Attorney Aaron Sokolow was recently quoted in a Bisnow article about the appeal decision involving real estate commissions in Washington, DC. The Court of Appeals overruled the lower court that previously held that the commission may not be due if a dual representation was not properly disclosed. The lower court strictly construed the technical requirements of the statute. The Court of Appeals took a more flexible approach. You can read the article here.
Thomson Reuters recognized both Morris Battino and Aaron Sokolow as Washington, D.C. Super Lawyers for 2023 in the area of real estate law.

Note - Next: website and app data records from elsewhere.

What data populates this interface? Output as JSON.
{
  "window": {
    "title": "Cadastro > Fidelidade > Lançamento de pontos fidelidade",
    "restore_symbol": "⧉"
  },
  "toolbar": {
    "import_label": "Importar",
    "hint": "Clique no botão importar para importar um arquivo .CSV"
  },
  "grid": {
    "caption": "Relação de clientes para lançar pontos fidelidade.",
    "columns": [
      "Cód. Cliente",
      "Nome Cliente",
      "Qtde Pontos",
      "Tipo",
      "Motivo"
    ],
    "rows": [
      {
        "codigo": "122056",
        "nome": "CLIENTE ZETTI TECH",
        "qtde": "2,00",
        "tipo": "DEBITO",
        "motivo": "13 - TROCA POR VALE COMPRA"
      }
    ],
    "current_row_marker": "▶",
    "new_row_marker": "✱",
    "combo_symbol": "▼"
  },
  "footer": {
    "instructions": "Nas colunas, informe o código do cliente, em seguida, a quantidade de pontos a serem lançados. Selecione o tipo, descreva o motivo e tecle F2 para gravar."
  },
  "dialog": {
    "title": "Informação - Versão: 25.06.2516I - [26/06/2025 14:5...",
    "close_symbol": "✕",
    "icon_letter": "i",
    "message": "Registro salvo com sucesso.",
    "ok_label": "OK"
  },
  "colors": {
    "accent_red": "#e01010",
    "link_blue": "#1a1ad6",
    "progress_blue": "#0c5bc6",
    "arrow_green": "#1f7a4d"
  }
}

Super Lawyers is a rating service of outstanding lawyers who have attained a high-degree of peer recognition and professional achievement. Candidates for recognition are graded on a point scale that considers 12 indicators of professional achievement, including experience, representative clients, verdicts and settlements, honors and awards and pro bono and community service. The objective of Super Lawyers’ patented multiphase selection process is to create a credible, comprehensive and diverse listing of outstanding attorneys that can be used as a resource when searching for legal counsel.
Morris Battino’s Super Lawyer page can be found here.
Aaron Sokolow’s Super Lawyer page can be found here.
The Washington, DC 2023 Rent Control CPI calculations have been published. The 2023 rent control percentage will be 8.9%. The 2023 CPI-W will be 6.9% – an increase of 2.7% over the 4.2% CPI for rent control year 2022 (which ends April 30, 2023). The new CPI will apply to standard rent increases that become effective during rent control year 2023. If a rent-controlled unit is occupied by an elderly tenant or a tenant with a disability, the maximum standard rent increase will be 5%. To qualify for this lower rent increase cap, the tenant must have registered his or her elderly or disability status with the Rent Administrator. The 5% limitation is used because the CPI-W (6.9%) and the SS COLA (8.7%) both exceed the 5% maximum annual rent adjustment for elderly tenants and tenants with a disability.
The Rental Housing commission’s official notice can be read here.